## Website and app data records
::::::::::

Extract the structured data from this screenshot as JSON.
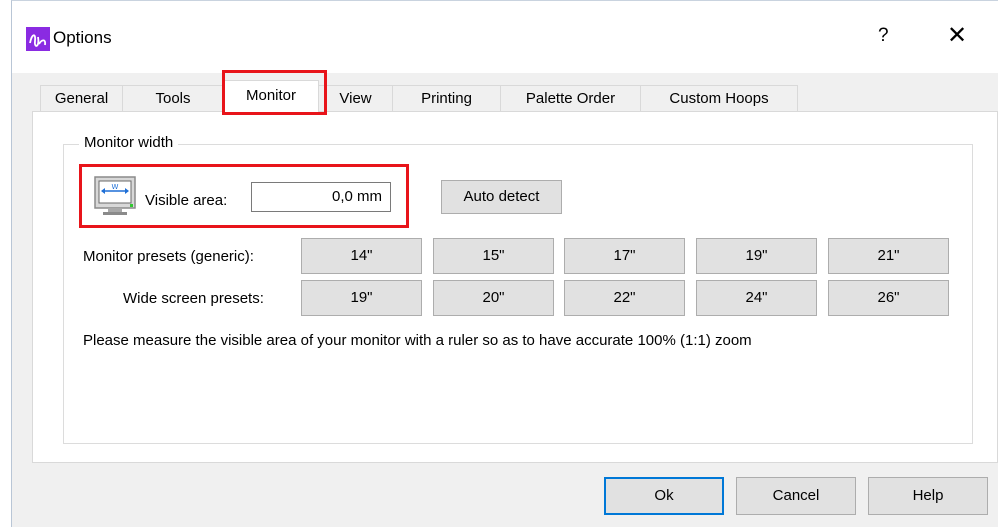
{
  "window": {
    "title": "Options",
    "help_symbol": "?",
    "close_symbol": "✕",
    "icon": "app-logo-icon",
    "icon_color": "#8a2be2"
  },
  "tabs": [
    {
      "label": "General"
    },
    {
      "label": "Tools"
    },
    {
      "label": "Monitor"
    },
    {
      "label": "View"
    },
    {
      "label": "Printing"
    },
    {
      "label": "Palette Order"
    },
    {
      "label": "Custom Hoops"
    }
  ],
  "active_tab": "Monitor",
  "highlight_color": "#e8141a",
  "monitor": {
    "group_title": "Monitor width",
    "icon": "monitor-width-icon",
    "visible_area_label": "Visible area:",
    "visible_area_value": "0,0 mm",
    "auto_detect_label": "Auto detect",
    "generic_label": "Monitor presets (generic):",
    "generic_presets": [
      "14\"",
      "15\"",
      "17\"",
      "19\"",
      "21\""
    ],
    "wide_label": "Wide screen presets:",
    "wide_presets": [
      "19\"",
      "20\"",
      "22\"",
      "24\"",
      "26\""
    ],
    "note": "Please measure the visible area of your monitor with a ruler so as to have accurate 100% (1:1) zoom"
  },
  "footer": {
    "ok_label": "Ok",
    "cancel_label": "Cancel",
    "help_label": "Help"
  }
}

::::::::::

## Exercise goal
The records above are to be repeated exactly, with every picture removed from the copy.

## Result of this task
Extract the structured data from this screenshot as JSON.
{
  "window": {
    "title": "Options",
    "help_symbol": "?",
    "close_symbol": "✕",
    "icon": "app-logo-icon",
    "icon_color": "#8a2be2"
  },
  "tabs": [
    {
      "label": "General"
    },
    {
      "label": "Tools"
    },
    {
      "label": "Monitor"
    },
    {
      "label": "View"
    },
    {
      "label": "Printing"
    },
    {
      "label": "Palette Order"
    },
    {
      "label": "Custom Hoops"
    }
  ],
  "active_tab": "Monitor",
  "highlight_color": "#e8141a",
  "monitor": {
    "group_title": "Monitor width",
    "icon": "monitor-width-icon",
    "visible_area_label": "Visible area:",
    "visible_area_value": "0,0 mm",
    "auto_detect_label": "Auto detect",
    "generic_label": "Monitor presets (generic):",
    "generic_presets": [
      "14\"",
      "15\"",
      "17\"",
      "19\"",
      "21\""
    ],
    "wide_label": "Wide screen presets:",
    "wide_presets": [
      "19\"",
      "20\"",
      "22\"",
      "24\"",
      "26\""
    ],
    "note": "Please measure the visible area of your monitor with a ruler so as to have accurate 100% (1:1) zoom"
  },
  "footer": {
    "ok_label": "Ok",
    "cancel_label": "Cancel",
    "help_label": "Help"
  }
}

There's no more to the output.